▸ What is required: Please copy every line from the records below that contains the string "with".

▸ Input records:

++++++++++

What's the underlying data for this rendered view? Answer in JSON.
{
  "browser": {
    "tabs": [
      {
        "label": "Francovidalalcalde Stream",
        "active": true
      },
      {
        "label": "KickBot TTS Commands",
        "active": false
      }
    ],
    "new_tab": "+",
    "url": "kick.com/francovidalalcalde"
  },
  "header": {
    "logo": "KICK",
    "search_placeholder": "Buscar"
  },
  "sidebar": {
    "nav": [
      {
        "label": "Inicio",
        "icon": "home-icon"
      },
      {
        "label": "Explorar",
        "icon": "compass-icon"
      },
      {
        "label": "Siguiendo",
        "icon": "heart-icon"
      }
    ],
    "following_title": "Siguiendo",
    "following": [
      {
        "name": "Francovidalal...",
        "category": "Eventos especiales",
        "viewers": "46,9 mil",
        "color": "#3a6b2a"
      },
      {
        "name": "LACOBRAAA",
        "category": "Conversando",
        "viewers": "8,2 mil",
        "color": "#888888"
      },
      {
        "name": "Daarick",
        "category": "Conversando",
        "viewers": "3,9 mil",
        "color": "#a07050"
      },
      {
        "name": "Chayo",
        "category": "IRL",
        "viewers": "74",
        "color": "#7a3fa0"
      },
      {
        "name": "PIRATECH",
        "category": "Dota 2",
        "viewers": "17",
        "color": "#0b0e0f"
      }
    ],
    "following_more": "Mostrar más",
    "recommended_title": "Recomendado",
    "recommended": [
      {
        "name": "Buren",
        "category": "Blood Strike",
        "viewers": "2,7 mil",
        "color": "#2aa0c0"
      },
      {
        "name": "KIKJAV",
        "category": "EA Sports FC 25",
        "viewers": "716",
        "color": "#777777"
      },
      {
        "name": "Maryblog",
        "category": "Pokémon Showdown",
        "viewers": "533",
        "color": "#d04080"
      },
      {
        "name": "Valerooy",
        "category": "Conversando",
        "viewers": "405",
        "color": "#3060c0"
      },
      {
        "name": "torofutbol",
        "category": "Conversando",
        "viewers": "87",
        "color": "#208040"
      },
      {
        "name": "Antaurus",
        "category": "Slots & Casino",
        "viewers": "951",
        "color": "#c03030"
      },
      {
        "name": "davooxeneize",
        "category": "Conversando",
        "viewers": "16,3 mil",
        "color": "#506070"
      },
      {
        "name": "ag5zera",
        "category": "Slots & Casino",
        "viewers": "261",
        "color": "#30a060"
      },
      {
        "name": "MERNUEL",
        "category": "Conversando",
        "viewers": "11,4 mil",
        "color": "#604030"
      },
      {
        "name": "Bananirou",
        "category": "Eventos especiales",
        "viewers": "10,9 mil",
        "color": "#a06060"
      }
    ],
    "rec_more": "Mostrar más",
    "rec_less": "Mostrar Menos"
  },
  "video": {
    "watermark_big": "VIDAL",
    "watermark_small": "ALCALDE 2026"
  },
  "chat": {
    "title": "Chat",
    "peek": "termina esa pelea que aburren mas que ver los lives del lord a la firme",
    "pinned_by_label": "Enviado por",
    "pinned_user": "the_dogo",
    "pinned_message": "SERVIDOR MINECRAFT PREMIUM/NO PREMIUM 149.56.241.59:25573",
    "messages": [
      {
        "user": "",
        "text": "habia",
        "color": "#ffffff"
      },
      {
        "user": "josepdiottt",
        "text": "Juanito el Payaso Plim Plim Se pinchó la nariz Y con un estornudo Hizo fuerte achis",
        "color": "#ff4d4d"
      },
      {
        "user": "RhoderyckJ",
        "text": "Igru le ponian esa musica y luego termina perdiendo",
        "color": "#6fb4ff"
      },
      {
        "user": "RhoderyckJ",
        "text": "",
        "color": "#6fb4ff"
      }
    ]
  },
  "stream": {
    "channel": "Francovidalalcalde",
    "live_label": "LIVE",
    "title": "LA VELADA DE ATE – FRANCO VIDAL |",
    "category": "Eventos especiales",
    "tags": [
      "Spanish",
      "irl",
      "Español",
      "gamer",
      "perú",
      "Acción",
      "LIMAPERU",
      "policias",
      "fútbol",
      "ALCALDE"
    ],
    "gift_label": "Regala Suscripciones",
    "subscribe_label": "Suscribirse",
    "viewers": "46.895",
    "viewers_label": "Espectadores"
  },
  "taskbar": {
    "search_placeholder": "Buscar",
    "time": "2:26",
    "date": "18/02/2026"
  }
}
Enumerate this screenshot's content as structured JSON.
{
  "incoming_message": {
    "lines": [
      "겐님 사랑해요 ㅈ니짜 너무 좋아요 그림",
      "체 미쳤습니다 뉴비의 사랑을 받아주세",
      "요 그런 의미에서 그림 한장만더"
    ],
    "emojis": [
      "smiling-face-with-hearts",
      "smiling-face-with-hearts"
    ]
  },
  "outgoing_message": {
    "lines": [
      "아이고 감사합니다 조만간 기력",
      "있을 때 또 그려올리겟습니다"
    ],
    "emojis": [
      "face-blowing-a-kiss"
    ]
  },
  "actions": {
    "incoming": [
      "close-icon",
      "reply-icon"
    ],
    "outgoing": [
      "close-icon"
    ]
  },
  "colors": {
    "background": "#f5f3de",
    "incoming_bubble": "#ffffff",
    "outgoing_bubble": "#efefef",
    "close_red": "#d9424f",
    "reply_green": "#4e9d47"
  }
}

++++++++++

▸ Exercise result:
      "smiling-face-with-hearts",
      "smiling-face-with-hearts"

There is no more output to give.